Welcome to this week’s edition of This Week in Pensions! This is the news you need to know in the fight for a secure retirement.
Before you dive into our top stories from this week, check out some stories of public employees helping their communities during the coronavirus pandemic.
Here are the top stories from this week:
Medicaid, Schools, Pregnancy, Opioids: Here’s Where Colorado’s Cuts May Hurt by Andrew Kenney. Kenney reports for Colorado Public Radio on how the Colorado legislature has “almost finished up work on a drastically slashed budget to keep Colorado’s state finances in the black.” The proposed budget from lawmakers includes skipping the state’s annual contribution to the Colorado Public Employees Retirement Association (PERA), which would likely lead to “higher costs for employees and slower benefits growth.” Karen Wick, the program manager for our coalition in Colorado, was quoted in this article about the impact the proposed budget would have on public employees, saying, “In 2022, PERA participants and employers will see an increase to their PERA contributions, and retirees may see a suspension of the increase to (the cost of living factor).”

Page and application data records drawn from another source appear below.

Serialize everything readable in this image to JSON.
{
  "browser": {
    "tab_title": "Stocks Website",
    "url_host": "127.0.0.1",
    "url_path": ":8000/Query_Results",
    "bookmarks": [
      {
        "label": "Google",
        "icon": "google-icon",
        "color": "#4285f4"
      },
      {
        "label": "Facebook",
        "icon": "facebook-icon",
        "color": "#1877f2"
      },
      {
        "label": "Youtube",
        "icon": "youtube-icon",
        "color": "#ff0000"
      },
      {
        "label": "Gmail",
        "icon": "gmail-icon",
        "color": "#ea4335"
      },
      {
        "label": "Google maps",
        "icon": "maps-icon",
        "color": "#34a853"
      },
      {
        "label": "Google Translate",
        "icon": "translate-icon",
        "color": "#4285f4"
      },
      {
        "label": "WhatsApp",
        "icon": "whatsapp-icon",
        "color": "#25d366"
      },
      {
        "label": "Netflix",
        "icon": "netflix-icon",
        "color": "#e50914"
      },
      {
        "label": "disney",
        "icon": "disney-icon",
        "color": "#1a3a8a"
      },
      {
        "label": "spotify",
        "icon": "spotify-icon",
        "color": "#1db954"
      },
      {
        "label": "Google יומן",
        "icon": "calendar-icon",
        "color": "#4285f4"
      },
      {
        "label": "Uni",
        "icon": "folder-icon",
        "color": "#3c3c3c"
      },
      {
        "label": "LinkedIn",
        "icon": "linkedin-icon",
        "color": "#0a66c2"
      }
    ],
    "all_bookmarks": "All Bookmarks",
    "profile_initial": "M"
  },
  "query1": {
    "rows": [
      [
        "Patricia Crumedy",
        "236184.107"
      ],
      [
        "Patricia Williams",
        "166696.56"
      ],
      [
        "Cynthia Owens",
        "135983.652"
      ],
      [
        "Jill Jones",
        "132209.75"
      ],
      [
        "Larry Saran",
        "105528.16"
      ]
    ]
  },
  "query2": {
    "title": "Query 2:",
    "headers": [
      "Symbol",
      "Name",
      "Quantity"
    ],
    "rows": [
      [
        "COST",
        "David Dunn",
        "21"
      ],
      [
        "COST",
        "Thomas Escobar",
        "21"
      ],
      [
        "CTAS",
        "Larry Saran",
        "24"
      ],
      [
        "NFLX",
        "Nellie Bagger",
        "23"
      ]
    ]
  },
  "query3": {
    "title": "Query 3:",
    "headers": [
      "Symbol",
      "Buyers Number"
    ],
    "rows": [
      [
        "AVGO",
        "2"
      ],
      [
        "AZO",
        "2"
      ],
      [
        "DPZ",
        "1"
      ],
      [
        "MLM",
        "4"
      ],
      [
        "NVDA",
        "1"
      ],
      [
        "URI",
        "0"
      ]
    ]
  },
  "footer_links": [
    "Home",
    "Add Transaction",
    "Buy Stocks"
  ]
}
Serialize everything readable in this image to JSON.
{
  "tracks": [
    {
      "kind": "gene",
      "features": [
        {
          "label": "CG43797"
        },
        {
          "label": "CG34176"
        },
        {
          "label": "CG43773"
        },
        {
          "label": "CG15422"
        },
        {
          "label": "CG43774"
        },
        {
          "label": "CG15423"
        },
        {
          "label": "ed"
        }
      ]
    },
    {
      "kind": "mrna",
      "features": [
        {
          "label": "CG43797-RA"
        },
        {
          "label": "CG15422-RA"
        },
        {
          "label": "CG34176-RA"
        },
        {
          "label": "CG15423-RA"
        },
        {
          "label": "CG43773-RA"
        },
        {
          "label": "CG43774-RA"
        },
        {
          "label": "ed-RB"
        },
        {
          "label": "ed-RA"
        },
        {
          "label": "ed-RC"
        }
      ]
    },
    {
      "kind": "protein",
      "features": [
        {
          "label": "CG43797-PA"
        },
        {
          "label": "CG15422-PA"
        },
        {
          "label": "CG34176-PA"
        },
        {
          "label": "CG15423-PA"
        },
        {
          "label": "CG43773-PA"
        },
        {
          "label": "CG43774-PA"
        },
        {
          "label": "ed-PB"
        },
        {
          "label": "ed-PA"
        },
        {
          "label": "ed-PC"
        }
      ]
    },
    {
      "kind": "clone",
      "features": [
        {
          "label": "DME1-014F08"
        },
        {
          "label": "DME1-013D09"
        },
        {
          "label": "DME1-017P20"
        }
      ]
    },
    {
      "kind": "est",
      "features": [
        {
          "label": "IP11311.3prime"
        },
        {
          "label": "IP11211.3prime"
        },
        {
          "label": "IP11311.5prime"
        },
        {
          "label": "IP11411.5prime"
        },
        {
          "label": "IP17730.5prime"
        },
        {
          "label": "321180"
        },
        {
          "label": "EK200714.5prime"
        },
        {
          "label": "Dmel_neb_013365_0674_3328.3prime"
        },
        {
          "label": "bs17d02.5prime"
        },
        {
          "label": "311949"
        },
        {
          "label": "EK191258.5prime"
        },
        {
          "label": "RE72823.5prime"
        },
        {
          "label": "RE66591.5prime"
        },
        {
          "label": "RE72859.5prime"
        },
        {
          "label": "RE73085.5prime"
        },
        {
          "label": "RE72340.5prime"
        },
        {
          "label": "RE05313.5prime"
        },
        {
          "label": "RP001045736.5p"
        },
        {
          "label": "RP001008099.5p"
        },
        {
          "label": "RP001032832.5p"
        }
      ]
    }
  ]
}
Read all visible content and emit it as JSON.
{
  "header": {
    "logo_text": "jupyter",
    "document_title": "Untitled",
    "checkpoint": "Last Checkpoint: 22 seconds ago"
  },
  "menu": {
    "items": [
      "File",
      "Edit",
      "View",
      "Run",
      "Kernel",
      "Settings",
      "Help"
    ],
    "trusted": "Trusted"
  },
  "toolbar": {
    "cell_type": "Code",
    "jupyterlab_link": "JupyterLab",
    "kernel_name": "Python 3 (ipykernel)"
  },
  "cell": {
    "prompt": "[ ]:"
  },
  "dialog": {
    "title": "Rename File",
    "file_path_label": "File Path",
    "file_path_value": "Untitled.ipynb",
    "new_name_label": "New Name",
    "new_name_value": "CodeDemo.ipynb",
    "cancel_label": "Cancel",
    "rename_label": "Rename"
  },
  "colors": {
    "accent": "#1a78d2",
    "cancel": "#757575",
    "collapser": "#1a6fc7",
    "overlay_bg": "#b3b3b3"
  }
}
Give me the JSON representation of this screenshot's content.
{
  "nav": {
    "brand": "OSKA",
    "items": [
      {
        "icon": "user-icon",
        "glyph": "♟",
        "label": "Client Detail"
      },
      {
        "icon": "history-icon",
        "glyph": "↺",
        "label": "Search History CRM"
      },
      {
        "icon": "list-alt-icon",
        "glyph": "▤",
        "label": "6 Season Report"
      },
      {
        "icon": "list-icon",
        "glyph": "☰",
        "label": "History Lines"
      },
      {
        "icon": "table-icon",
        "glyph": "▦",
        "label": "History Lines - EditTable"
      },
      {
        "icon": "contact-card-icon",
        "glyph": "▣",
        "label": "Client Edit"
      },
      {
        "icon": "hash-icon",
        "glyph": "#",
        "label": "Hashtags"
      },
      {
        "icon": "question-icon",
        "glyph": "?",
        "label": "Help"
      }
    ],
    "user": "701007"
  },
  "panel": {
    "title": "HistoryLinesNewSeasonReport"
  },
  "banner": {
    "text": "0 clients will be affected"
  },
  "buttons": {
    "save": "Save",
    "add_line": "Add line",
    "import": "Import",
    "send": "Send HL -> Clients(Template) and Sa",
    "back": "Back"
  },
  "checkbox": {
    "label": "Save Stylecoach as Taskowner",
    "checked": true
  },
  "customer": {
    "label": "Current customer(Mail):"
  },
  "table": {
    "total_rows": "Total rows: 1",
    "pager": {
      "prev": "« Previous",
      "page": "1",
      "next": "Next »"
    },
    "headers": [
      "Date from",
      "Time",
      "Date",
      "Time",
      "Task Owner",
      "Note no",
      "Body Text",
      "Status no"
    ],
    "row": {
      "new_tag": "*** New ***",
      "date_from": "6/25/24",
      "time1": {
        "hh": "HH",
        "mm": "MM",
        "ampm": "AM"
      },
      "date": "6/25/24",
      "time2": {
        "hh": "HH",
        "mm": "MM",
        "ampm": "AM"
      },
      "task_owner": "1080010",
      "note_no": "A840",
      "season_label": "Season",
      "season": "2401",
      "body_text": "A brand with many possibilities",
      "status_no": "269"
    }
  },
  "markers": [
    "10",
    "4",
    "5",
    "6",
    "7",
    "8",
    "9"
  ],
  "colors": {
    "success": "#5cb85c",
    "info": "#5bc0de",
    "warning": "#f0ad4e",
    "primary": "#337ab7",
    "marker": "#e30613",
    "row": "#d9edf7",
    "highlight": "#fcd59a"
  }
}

As COVID-19 Cases Rise in Many States, State and Local Government Employees Have Serious Concerns About Their Safety, Finances and Job Outlook by the Center for State & Local Government Excellence (SLGE). A new survey from SLGE finds that public employees have concerns about safety and finances in their jobs during the coronavirus pandemic. According to the survey, “83 percent of state and local public employees are concerned about keeping their family safe from contracting the virus, while 80 percent are concerned about contracting the virus at work.” The public employees surveyed also expressed trepidation about their finances. According to SLGE, “about half of public employees are concerned about furloughs, pay and benefit reductions,” and another “40 percent are concerned about losing their jobs at a time when state and local governments already were facing steep workforce challenges.” However, despite these concerns, 61 percent of public employees surveyed agreed “that they value serving their community during this difficult time.”
Oregon Supreme Court Considers Whether To Allow PERS Pension Cuts by Jeff Mapes. On Tuesday, public employees went before the Oregon Supreme Court to challenge a 2019 state law that diverted employee contributions from the Public Employees Retirement System (PERS) to pay down debt from PERS. According to this article from Oregon Public Broadcasting, the law was brokered last year by an agreement between legislators and the state’s business community, “which wanted PERS reforms in exchange for not fighting new taxes on business for schools.” There is “no deadline for deciding the case” from the court. We have previously highlighted some of the issues with this law, writing last year that it would result “in a weakened retirement, especially for low-wage workers.” We also covered some of the potential legal issues with this plan, citing the fact that “according to the 2016 Legislative Counsel analysis, it is unconstitutional to require current employees to pay for PERS’s unfunded liability.”
Recent Wirepoints Report Offers Flawed Analysis of Public Pensions by the National Institute on Retirement Security (NIRS). NIRS recently took a look at a report from the pension skeptical Wirepoints that analyzed 148 pension plans in all 50 states and found that many of its claims were simply inaccurate. Wirepoints based its analysis on the asset-to-payout ratio of these plans but did not include important metrics like “future employee contributions, future employer contributions, investment returns, and contribution discipline” in its evaluation of these plans’ fiscal health. The reality, according to NIRS, is that “out of 148 pension systems studied by Wirepoints, all but 13 pension systems have at least eight years of expenses already professionally invested to meet future obligations. Moreover, 118 plans have ten years of funding on hand. In comparison to other government programs, these pre-funded programs are in a strong financial position, and this pre-funding substantially reduces costs to taxpayers.” NIRS goes on to note that this isn’t the first time pension funding has been misrepresented. Citing a 2010 report called “The Crisis in Local Government Pensions in the United States,” predictions were made that both Philadelphia and Boston’s pension system would run out of money by 2015 and 2019 respectively. In reality, the Philadelphia system now has $6 billion for future benefits and Boston’s system is now at 77.4 percent funded.
Recession Slams Millennials – Again by Kim Blanton. In this blog for the Center for Retirement Research at Boston College, Blanton covers how the coronavirus-driven recession is impacting Millennials. Blanton writes that “going into this pandemic, people in their 20s and 30s already had lower wages, more student debt, and less wealth than previous generations at the same age,” already putting them at a great disadvantage when it comes to saving for retirement. The current recession will be another obstacle to a secure retirement for this generation because “young adults were over-represented in the food service, hospitality, and leisure industries slammed by state shutdowns to control the pandemic. And as the recession plays out, Millennials, with their shorter tenures in the labor market, will continue to be vulnerable to layoffs.” Lawmakers can ensure Millennial public employees receive a guaranteed and secure retirement by protecting their pensions.
Be sure to check back next week for the latest news in the fight for a secure retirement!